December 5, 2019
A University Housing announcement in 2016 informed all housing facilities all their residents must purchase some sort of meal plan to live in the facilities. In lieu of the announcements, Europa House laid out their options.
Units in the Europa House, located on 802 W. Oregon St., have their own kitchens for residents to utilize, but other than that, the facility does not have a cafeteria and, in the past, did not require students to have a meal plan to live there, putting the house at risk of losing their certification as a Private Certified Housing facility.
With the three-year timeline, Robin Stemmler, president of Europa House, and Karen Perrine, general manager of Europa House, considered their options, one being the possibility of building a cafeteria.
“We brought in architects,” Perrine said. We brought in designers.”
Europa House was first established in 1966 by Stemmler’s parents, who came to the University from Europe.
Because of this, his parents wanted a living space that catered more toward European aesthetic, he said. Since the establishment, the studio lofts and a house right down the street came under Stemmler’s jurisdiction.

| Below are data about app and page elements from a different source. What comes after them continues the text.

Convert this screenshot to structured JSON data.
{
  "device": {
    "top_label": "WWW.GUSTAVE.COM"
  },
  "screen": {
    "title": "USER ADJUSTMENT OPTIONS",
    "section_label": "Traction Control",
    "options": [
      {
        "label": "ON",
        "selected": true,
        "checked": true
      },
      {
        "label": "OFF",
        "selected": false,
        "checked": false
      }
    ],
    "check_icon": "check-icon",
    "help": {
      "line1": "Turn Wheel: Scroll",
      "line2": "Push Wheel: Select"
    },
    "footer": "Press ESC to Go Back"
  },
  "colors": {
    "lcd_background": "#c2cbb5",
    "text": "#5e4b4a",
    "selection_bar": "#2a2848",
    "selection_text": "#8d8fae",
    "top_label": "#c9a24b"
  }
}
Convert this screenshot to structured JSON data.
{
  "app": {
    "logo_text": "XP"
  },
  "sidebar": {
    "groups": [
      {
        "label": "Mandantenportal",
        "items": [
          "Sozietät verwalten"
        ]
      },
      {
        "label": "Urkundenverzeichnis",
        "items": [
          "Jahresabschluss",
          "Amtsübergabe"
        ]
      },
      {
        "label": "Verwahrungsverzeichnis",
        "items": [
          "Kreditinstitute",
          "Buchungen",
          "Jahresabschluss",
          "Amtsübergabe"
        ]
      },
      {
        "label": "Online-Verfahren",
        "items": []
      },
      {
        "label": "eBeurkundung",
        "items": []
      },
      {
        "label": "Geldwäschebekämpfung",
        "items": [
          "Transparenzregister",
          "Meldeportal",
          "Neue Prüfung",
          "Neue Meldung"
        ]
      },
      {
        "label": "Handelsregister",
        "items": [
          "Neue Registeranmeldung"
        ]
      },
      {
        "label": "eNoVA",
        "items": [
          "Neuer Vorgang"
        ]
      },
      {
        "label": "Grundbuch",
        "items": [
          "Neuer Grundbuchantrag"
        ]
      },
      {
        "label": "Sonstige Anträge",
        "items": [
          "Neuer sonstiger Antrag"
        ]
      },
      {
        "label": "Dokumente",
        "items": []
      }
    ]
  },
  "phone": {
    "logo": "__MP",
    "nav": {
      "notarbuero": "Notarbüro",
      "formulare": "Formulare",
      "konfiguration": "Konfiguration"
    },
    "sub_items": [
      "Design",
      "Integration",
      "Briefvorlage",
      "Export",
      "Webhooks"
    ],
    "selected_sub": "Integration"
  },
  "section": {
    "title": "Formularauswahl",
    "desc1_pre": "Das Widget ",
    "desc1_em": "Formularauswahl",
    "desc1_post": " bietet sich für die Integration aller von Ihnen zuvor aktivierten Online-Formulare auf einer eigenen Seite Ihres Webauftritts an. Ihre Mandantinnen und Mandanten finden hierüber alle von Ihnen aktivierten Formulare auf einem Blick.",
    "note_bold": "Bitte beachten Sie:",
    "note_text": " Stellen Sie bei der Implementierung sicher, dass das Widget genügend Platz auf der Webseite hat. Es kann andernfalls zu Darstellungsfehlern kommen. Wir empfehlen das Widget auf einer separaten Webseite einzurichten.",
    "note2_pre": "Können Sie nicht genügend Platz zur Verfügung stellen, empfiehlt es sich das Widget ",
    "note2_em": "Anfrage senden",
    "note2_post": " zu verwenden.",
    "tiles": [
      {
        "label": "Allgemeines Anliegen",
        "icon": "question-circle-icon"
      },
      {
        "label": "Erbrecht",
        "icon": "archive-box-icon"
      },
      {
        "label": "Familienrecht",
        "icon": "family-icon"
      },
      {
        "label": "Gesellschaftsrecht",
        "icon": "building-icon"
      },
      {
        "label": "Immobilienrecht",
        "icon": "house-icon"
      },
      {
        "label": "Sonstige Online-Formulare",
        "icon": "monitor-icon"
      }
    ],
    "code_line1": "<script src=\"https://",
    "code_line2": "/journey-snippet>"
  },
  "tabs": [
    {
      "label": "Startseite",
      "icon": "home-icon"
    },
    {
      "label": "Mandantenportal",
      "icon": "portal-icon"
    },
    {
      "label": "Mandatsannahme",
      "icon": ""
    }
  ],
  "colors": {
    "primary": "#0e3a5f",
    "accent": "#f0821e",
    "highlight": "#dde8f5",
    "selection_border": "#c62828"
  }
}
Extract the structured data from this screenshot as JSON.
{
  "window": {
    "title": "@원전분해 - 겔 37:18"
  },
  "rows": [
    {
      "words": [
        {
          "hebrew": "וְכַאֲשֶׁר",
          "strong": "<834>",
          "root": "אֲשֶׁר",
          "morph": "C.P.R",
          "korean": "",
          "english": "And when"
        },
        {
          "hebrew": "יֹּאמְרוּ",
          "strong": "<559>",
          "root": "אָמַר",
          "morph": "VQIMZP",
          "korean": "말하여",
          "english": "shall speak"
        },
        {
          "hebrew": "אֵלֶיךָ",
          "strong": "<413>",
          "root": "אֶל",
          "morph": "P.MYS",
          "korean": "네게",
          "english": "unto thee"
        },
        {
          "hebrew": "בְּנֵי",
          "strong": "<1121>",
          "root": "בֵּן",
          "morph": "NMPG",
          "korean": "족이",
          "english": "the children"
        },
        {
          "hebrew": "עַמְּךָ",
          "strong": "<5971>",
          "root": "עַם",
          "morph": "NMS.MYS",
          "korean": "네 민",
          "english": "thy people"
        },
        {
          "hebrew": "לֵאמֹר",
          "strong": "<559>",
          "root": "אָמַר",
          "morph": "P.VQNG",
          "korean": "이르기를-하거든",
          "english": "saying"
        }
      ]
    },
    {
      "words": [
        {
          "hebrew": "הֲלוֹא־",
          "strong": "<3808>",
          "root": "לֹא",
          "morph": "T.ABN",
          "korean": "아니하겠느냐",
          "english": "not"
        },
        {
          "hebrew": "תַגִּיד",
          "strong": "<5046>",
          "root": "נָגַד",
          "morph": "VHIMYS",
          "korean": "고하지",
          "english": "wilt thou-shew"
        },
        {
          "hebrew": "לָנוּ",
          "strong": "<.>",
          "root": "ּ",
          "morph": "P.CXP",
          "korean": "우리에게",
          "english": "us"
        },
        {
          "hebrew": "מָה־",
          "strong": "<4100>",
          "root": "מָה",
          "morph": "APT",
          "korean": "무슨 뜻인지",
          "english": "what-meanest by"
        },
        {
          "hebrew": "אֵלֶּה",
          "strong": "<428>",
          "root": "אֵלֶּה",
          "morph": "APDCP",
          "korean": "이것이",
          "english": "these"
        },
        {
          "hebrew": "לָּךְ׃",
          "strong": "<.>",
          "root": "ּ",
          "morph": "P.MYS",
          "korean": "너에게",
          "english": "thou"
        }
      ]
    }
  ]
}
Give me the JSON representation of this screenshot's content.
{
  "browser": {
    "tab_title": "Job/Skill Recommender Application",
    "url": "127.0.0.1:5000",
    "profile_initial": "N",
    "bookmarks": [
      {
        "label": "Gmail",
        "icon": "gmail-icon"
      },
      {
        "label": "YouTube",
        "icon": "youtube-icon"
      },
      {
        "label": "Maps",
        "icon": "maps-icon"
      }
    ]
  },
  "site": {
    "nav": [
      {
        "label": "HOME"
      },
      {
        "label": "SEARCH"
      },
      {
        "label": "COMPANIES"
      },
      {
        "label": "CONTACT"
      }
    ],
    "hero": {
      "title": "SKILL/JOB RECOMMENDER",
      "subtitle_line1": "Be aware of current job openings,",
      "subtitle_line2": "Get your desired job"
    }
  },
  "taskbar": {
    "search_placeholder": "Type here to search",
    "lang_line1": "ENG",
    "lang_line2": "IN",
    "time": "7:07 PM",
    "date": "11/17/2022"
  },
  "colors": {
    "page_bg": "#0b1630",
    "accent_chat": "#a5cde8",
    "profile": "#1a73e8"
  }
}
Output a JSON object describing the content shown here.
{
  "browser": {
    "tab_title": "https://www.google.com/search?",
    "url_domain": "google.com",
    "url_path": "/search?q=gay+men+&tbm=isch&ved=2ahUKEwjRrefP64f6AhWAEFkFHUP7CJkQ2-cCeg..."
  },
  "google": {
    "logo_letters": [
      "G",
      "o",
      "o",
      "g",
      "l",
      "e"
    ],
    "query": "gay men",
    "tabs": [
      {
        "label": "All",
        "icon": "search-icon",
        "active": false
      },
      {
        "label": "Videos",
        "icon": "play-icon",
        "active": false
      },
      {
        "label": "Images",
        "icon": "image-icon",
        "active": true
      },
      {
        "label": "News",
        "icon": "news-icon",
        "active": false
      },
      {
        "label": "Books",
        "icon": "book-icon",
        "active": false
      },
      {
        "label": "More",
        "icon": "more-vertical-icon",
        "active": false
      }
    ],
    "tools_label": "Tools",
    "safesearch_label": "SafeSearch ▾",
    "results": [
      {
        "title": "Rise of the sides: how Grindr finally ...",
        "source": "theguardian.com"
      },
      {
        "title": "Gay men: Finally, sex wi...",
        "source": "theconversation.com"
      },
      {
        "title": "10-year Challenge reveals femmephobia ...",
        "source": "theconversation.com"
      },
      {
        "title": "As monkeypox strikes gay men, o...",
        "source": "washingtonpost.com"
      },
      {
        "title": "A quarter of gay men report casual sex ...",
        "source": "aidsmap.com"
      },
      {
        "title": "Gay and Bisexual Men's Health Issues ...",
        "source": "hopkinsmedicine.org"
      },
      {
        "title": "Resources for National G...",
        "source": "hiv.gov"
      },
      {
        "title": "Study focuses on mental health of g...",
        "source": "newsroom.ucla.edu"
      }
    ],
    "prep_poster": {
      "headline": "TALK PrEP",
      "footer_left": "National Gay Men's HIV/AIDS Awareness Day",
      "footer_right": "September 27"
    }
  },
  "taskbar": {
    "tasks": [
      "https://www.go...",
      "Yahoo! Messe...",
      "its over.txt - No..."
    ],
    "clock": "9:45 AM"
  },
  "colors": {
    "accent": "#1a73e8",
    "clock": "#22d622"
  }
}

However, now the future of Europa House is unknown. After the 2016 announcement and much consideration, the requirement of meal plans for residents just did not seem logical.
But no exceptions could’ve been made for the facility. The new requirement was announced and established to create consistency among student housing across campus, said Carly O’Connor, the Private Certified Housing coordinator with the Housing Information Office.
Although O’Connor was not around when the announcement was made, she mentioned the “whole goal as Private Certified Housing is to make it as comparable as an experience to living in University Housing as possible.”
Other Private Certified Housing facilities include Bromley Hall, Hendrick House, Nabor House and several others across campus.
Europa House was able to house about 82 students; however, this does not mean the apartments are filled each year. In total, Private Certified Housing housed around 2,600 students as of this year.
The new status of Europa House won’t be detrimental, though, because it was one of the smaller certified housing units, so if students were to move to other facilities, they could easily be absorbed. Depending on their reasons for choosing Europa House, the students may not necessarily move to another Private Certified facility, either.
As Stemmler said, the apartments and lofts were built with a European influence. Because of this, many international students, European or not, tended to gravitate toward Europa House.
“In terms of students who gravitate toward Europa for the reasons they liked Europa, do they necessarily go to another (Private Certified) facility when they left? I don’t know, but I think in terms of numbers, no, it didn’t really (affect us),” O’Connor said.
Europa House is currently experiencing some renovations. Stemmler said he does not know what will come of the buildings. They could be sold or kept, but options are still being explored.
“We miss our students already,” Perrine said.